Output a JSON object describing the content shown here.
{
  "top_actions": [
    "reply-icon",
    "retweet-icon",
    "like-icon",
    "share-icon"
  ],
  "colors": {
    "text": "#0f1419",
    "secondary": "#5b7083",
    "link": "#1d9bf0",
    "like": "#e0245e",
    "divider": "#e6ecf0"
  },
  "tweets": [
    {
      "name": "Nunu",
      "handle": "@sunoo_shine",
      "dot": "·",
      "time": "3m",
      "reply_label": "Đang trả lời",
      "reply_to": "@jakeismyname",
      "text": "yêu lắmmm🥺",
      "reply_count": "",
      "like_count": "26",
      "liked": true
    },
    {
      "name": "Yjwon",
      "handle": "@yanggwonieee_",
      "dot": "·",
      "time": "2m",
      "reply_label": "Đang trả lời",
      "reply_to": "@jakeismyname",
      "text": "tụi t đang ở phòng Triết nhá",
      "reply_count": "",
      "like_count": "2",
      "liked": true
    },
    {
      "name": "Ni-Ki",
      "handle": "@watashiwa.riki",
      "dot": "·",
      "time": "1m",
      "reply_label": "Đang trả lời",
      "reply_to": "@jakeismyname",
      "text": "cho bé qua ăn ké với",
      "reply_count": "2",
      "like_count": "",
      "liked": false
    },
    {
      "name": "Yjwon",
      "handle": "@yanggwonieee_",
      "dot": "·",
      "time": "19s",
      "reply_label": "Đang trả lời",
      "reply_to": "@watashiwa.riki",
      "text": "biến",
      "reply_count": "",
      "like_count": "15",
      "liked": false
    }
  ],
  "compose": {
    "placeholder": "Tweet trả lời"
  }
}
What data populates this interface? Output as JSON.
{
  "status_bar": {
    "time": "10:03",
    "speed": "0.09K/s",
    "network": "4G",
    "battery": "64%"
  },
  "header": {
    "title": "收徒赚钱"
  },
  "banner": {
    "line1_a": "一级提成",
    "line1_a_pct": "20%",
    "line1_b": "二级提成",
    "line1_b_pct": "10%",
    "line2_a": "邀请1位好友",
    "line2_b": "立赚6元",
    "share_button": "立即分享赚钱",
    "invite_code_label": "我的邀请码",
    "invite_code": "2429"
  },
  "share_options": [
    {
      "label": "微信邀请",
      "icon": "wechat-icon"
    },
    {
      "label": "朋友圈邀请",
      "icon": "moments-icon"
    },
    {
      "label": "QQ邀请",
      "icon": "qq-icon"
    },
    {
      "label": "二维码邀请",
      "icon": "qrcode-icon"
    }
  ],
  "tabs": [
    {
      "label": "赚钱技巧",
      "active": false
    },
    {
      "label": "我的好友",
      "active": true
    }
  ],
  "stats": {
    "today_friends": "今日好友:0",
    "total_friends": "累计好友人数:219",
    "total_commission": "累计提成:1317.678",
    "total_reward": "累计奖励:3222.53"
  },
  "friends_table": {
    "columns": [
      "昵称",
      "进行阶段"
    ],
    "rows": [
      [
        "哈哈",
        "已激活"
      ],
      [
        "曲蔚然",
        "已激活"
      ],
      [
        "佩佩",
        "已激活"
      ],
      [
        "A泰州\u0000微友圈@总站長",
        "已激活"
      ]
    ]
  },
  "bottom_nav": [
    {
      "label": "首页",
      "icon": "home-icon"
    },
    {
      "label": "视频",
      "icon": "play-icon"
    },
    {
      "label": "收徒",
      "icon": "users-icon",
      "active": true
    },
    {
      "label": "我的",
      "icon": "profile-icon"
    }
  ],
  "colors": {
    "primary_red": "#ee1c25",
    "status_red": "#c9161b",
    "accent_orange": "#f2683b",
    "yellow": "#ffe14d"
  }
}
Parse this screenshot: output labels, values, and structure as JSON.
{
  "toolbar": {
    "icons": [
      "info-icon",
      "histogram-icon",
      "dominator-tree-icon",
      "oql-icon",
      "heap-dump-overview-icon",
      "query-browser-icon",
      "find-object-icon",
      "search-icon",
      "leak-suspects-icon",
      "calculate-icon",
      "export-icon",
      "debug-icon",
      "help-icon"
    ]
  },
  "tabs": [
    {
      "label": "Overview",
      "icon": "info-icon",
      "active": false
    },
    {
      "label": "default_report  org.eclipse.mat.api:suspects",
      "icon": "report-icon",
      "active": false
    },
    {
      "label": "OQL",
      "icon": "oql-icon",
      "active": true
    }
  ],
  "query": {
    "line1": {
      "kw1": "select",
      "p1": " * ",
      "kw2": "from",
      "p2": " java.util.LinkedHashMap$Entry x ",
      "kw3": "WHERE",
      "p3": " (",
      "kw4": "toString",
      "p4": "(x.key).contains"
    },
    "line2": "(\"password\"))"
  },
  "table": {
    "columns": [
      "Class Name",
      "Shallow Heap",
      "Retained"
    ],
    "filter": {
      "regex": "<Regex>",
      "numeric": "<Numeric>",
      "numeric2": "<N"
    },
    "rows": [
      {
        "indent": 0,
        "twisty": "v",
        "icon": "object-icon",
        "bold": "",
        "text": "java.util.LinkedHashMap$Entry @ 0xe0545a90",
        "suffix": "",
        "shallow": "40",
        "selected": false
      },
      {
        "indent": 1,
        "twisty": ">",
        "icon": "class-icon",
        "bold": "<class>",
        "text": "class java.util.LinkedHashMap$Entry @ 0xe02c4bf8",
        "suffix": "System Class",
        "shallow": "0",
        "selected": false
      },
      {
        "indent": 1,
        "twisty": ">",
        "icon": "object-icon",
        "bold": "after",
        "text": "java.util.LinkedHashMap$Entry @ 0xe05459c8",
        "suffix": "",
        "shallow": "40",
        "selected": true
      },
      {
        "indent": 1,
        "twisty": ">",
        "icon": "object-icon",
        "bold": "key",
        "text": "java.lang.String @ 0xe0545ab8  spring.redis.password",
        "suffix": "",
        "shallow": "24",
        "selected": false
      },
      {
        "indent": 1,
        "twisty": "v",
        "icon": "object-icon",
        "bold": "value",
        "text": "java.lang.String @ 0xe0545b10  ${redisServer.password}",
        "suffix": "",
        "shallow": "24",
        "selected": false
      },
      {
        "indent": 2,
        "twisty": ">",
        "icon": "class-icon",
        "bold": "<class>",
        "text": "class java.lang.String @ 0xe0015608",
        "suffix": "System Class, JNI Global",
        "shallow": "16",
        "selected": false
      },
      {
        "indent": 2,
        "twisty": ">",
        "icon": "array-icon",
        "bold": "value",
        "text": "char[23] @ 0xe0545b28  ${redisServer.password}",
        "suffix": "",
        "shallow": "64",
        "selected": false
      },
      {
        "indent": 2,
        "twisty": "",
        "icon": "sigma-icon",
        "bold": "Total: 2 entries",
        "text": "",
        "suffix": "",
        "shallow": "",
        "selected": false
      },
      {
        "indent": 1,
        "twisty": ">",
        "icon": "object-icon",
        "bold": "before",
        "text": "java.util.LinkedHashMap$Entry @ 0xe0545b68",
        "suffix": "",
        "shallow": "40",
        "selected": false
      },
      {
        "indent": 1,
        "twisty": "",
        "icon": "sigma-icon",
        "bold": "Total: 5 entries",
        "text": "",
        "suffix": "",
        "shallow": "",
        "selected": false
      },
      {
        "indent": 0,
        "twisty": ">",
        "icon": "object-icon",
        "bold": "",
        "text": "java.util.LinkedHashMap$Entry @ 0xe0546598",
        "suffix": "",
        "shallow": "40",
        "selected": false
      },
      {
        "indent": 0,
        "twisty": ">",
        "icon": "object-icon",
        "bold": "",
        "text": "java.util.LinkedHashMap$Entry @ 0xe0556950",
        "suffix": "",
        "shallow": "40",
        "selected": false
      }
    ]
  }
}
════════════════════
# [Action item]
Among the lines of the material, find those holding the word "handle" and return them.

# [Response area]
      "handle": "@sunoo_shine",
      "handle": "@yanggwonieee_",
      "handle": "@watashiwa.riki",
      "handle": "@yanggwonieee_",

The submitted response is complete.